(Exercise)
Your answer must be a single number: how many lines in the records below contain the word "APAViewController".

(Data to process Opens)

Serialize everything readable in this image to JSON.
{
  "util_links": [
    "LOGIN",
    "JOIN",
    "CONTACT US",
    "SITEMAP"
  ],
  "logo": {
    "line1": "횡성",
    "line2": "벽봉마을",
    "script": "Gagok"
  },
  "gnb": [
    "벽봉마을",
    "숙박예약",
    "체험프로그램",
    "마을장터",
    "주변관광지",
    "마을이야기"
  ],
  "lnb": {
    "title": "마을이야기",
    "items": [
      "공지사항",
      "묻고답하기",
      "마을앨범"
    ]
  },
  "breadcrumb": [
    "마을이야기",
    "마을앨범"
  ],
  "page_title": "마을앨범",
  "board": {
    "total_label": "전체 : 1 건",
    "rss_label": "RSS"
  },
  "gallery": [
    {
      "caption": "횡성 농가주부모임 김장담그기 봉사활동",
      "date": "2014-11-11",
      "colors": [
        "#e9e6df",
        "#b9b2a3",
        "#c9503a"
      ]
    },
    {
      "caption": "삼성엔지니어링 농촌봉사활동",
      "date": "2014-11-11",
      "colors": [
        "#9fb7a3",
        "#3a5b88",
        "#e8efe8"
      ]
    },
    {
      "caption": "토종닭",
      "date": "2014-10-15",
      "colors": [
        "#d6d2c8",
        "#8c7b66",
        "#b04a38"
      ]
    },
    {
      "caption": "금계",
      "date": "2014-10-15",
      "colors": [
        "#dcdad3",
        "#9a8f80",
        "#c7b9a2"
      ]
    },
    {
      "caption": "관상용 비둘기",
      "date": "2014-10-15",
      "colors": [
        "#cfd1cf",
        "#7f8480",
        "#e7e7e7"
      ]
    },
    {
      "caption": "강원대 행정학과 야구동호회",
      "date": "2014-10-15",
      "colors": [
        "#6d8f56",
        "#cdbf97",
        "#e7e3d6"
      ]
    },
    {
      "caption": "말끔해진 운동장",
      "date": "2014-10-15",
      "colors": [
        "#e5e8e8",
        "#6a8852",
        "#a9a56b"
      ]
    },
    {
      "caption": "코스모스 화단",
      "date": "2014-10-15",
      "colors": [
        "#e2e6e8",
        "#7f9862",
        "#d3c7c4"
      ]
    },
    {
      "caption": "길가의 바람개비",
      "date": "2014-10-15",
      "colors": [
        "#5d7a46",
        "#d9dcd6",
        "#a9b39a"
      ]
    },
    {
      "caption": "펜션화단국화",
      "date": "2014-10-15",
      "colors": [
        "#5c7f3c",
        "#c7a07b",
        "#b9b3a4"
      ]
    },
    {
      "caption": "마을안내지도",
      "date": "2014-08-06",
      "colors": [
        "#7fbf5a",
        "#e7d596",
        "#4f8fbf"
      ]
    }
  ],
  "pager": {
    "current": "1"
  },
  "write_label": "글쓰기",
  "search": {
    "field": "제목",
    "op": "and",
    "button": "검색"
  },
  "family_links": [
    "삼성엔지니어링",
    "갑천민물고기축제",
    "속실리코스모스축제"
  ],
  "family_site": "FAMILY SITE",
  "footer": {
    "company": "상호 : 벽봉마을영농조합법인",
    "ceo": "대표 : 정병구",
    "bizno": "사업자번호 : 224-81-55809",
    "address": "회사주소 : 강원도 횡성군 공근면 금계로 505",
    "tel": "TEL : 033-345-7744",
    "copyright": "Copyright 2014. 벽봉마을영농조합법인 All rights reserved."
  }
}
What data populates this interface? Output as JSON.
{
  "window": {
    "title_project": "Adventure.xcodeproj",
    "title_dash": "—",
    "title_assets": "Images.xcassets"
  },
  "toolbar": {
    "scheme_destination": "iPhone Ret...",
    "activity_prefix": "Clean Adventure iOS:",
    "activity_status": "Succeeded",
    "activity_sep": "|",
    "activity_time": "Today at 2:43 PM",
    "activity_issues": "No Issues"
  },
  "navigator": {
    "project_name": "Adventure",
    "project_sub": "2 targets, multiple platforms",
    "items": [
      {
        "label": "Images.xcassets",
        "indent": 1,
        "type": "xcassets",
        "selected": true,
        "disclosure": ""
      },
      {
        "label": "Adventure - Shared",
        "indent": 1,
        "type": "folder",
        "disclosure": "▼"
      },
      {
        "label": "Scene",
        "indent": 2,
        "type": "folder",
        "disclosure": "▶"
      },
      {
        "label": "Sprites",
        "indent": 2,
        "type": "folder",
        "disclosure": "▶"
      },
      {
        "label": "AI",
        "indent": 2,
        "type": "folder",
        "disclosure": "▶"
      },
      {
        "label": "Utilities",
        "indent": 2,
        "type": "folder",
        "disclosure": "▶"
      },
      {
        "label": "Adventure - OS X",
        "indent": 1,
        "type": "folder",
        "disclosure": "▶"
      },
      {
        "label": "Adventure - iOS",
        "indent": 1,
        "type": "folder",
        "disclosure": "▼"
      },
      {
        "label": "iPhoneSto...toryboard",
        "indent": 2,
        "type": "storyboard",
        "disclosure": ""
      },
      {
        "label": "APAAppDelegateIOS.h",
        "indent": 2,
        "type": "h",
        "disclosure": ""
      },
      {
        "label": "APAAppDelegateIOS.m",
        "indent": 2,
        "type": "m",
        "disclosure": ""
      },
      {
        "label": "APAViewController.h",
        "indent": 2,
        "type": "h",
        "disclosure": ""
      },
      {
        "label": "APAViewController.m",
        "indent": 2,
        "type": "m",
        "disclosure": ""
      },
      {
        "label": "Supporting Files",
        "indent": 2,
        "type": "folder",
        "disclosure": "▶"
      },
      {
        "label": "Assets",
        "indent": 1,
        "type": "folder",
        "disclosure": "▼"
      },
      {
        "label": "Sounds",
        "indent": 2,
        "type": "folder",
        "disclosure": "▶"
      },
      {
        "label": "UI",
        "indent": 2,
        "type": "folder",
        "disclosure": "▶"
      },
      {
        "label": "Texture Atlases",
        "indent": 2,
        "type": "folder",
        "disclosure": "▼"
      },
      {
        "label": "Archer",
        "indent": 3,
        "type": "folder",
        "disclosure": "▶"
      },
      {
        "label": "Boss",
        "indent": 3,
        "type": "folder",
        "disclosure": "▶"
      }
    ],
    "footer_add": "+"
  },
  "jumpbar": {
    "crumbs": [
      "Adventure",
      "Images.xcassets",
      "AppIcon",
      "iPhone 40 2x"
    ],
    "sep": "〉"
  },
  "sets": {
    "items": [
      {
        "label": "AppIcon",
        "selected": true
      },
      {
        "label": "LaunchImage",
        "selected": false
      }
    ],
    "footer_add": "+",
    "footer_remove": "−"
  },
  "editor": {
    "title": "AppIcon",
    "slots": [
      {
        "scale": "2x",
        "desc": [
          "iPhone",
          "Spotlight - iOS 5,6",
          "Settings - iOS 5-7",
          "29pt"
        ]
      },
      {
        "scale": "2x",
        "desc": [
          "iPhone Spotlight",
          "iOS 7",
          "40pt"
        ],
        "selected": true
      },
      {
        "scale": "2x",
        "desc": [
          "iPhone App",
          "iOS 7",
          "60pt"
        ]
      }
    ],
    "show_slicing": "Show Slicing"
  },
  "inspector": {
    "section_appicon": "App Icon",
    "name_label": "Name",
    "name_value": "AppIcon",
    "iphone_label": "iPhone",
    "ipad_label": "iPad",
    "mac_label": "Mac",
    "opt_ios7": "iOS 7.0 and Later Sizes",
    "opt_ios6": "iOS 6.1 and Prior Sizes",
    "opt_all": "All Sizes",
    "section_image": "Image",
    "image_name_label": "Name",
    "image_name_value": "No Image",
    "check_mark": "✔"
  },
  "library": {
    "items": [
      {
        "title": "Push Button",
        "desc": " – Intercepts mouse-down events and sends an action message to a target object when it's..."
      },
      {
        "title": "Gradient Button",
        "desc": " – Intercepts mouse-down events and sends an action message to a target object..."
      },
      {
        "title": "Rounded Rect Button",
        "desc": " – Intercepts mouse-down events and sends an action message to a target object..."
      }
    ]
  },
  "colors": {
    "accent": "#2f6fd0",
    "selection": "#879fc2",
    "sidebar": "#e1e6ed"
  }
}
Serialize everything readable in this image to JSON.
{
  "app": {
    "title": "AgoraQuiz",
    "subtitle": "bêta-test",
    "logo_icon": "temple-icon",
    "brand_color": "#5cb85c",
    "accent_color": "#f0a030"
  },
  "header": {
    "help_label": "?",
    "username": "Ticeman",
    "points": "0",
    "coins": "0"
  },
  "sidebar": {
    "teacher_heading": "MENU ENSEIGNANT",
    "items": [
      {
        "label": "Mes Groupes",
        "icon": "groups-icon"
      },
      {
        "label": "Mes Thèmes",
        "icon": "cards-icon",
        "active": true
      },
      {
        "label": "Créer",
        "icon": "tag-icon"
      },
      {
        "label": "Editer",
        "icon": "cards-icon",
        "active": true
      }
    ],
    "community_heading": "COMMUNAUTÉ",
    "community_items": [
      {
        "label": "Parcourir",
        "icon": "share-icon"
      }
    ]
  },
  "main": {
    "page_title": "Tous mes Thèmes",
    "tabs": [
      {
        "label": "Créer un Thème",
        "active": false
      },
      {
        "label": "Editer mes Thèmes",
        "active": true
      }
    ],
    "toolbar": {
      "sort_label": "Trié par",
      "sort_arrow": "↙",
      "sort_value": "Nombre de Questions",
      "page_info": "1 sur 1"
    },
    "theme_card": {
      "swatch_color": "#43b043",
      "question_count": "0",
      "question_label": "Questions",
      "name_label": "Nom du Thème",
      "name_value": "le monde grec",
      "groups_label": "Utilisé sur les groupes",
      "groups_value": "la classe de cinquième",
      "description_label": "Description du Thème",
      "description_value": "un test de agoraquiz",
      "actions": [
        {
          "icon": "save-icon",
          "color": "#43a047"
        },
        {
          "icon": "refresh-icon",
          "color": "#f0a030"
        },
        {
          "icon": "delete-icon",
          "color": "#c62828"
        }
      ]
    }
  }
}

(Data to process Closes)

(Written reply)
2